3. Remove the film from the bed and wrap the tape round, ensuring a close fit to the edge of the film. Trim any excess with a blade or knife; I find it best to keep one especially for this, as cutting on the bed of the splicer does blunt the blade. Increasingly often, I now just use the scissors again with care, the excess can be trimmed without cutting the film. 

4. Replace the film in the splicer, close all the film holders and punch. You may have noted that the CIR splicer has a long strip beneath the arm with the cutter and punch; this stops the film lifting up as the punch is raised. In this splicer, the centre film holder performs that task, as the punch passes thru it. I have left the punch completely square, but one could experiment with a slant across the width or even a V-shape of the CIR type. 


 5. When making joins, any shrinkage of the film is naturally taken up in the join. When making repairs, however, the sprocket holes in shrunken film can be damaged if they have to be forced to fit over both pins on the splicer bed. With my CIR splicer, I have removed two of the four pins to avoid causing damage in this way. With this economy model, it may sometimes be preferable to use only one of the pins and not close the film holder over the other. Where we are dealing with intact film, there is no alignment problem. 

6. I usually apply the tape with one edge following the edge of a sprocket hole (usually one edge is damaged and not the other). The rest of the tape then more than covers the next sprocket hole. In this way, two sprockets can be reinforced at the same time, minimising on-screen visibility as one edge of the tape is masked off in the gate. This can be done working to the left or the right. I try to avoid taping over actual gaps where the sprocket hole has been enlarged, especially if there are several in a row. It looks horrid on the screen and ordinary tape is not designed for this. I sometimes overlap the tape over the offending hole from both sides to give a double layer of tape in an emergency (eg a nearly-vanished notched title). 

7. This technique can be applied to sound films so as to cover only the picture and not the soundtrack, which seems to me sensible. What I do is draw out enough tape to cover the picture and lay it on the film (sound track away from me). I then cut the film, as in 2 above, but at a different place, in the hope of missing the soundtrack again when the tape is wrapped round. 

8. The other main repair technique I use does not involve the punch. Edge tears can be covered by a short strip of tape wrapped round the edge. The splicer isn't strictly necessary but provides a helpful base to work on. 

9. If a cement splice is dried out and coming apart, it can be sufficient to just tape over it as tho' making a tape splice. This avoids cutting out any film.

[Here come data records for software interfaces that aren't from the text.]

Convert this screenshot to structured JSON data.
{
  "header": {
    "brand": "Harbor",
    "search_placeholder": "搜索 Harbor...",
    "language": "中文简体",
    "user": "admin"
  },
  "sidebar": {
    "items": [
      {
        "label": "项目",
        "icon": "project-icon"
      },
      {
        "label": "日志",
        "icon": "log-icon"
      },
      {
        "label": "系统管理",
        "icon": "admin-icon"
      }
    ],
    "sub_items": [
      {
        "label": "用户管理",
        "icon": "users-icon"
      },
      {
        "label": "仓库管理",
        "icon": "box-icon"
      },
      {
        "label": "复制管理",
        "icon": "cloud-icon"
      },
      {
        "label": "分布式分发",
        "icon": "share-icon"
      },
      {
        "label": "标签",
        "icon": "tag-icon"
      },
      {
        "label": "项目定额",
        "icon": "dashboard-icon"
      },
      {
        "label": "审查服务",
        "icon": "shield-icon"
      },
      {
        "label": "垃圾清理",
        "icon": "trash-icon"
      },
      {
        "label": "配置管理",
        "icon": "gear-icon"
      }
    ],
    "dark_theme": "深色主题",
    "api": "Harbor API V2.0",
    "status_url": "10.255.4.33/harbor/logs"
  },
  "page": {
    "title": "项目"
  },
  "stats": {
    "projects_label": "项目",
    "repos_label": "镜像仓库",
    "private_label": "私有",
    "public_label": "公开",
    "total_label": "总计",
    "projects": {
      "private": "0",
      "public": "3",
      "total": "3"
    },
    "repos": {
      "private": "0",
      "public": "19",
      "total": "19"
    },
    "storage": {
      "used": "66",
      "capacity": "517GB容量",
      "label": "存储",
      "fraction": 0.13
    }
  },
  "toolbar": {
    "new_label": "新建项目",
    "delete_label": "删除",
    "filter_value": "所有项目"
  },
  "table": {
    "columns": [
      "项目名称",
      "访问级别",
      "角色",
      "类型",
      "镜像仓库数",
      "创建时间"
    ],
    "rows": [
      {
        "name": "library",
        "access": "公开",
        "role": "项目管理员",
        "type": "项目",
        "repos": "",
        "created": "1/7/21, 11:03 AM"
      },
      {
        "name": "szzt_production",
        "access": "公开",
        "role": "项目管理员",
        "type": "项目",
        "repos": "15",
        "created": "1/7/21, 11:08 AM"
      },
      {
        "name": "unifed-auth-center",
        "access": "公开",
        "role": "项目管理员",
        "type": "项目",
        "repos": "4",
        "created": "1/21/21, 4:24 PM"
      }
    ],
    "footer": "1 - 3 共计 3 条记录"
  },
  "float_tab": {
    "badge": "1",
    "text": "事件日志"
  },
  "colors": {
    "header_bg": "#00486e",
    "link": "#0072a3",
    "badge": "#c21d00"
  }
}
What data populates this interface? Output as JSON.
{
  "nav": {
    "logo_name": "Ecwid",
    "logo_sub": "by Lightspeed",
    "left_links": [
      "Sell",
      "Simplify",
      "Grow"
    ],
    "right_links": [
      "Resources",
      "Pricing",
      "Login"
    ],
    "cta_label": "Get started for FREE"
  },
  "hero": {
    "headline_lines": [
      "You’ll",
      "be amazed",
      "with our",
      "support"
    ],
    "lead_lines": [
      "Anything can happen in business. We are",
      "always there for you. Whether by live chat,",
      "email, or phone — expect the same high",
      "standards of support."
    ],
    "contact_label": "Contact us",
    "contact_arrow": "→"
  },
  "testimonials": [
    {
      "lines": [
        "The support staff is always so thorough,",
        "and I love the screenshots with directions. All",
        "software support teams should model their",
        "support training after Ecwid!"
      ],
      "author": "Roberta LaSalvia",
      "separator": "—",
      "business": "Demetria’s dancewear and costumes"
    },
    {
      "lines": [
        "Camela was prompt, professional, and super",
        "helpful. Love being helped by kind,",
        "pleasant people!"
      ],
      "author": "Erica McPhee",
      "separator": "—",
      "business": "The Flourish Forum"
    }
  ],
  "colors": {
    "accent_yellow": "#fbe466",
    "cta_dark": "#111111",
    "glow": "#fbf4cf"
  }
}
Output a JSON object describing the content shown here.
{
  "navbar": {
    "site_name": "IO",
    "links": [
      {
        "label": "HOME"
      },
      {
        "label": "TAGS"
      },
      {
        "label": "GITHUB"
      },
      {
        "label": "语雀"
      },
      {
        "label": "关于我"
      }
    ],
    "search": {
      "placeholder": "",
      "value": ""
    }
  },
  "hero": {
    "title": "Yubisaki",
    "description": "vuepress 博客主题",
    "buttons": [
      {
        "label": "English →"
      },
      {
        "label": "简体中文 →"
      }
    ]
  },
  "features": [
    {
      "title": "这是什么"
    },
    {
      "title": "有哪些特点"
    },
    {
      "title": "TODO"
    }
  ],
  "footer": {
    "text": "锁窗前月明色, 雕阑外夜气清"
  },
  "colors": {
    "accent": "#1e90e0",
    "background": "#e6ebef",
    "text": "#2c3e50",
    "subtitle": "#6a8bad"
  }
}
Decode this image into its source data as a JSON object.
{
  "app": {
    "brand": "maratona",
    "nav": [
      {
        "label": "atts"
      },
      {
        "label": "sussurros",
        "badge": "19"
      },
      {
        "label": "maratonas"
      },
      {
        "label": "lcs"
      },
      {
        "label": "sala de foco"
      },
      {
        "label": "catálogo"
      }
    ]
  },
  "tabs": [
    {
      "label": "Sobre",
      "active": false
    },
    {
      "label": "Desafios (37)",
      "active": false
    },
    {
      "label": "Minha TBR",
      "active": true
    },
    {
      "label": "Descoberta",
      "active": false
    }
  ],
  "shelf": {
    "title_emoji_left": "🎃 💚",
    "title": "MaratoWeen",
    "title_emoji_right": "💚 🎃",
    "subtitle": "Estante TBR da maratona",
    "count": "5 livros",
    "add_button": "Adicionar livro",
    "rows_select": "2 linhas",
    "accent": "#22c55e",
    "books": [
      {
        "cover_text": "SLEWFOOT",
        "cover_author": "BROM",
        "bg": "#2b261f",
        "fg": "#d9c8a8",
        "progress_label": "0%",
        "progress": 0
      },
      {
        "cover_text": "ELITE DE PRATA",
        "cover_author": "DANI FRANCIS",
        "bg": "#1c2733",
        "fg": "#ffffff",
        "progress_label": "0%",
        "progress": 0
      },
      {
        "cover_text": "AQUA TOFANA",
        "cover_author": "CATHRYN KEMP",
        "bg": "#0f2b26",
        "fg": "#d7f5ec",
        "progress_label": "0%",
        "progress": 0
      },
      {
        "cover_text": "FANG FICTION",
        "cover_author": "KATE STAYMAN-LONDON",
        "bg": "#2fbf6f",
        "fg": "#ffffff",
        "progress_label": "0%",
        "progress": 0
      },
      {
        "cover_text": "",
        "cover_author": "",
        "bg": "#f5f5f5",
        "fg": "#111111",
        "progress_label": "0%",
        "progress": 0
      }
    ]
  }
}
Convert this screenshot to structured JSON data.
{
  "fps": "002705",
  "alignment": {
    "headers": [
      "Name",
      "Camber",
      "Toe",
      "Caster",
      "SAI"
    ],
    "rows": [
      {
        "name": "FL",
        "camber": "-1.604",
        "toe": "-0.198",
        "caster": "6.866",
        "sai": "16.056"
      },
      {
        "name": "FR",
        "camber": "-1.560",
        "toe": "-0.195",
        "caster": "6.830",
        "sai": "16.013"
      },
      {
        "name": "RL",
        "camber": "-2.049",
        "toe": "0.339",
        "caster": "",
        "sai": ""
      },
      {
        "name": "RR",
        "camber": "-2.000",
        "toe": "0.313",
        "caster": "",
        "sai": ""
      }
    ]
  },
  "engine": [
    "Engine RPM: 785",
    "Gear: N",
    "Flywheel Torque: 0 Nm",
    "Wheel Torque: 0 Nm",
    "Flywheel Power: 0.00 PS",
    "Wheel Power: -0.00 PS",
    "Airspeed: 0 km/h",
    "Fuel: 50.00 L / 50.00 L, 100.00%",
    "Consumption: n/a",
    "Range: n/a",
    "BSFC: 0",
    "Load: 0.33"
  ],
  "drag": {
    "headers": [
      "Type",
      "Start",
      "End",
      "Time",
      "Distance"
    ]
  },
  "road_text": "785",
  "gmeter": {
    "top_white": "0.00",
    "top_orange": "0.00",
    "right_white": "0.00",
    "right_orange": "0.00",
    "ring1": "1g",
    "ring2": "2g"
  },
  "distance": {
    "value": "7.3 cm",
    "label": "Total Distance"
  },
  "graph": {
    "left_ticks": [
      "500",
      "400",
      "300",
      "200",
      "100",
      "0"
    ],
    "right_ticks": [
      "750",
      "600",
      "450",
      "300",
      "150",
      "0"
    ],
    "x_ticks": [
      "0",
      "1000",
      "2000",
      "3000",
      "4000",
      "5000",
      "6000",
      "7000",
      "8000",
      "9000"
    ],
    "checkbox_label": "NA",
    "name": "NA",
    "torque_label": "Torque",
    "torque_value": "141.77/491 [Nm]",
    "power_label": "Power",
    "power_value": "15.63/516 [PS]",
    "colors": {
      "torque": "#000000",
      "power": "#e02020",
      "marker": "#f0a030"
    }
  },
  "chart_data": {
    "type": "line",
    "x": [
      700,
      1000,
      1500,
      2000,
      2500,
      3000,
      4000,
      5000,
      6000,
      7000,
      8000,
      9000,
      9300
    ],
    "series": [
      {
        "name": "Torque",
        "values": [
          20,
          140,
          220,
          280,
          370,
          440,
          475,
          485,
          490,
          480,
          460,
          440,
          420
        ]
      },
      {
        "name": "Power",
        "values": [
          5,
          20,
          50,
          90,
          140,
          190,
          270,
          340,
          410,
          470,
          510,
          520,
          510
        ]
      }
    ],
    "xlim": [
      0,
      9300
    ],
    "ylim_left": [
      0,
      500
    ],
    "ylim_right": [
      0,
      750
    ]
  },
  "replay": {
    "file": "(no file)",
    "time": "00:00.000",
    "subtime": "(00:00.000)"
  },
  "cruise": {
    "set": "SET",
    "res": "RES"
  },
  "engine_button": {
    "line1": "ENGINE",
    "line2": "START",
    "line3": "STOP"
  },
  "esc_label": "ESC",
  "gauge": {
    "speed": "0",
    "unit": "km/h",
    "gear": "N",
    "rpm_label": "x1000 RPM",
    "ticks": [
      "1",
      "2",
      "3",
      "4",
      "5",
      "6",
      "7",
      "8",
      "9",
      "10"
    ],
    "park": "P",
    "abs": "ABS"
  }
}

Sometimes it is enough to insinuate a bit of extra cement, with the help of capillary action, but if there is damage, eg cracking along a line where the scraper has cut in too deeply, the tape can avoid a cut.

 Looking After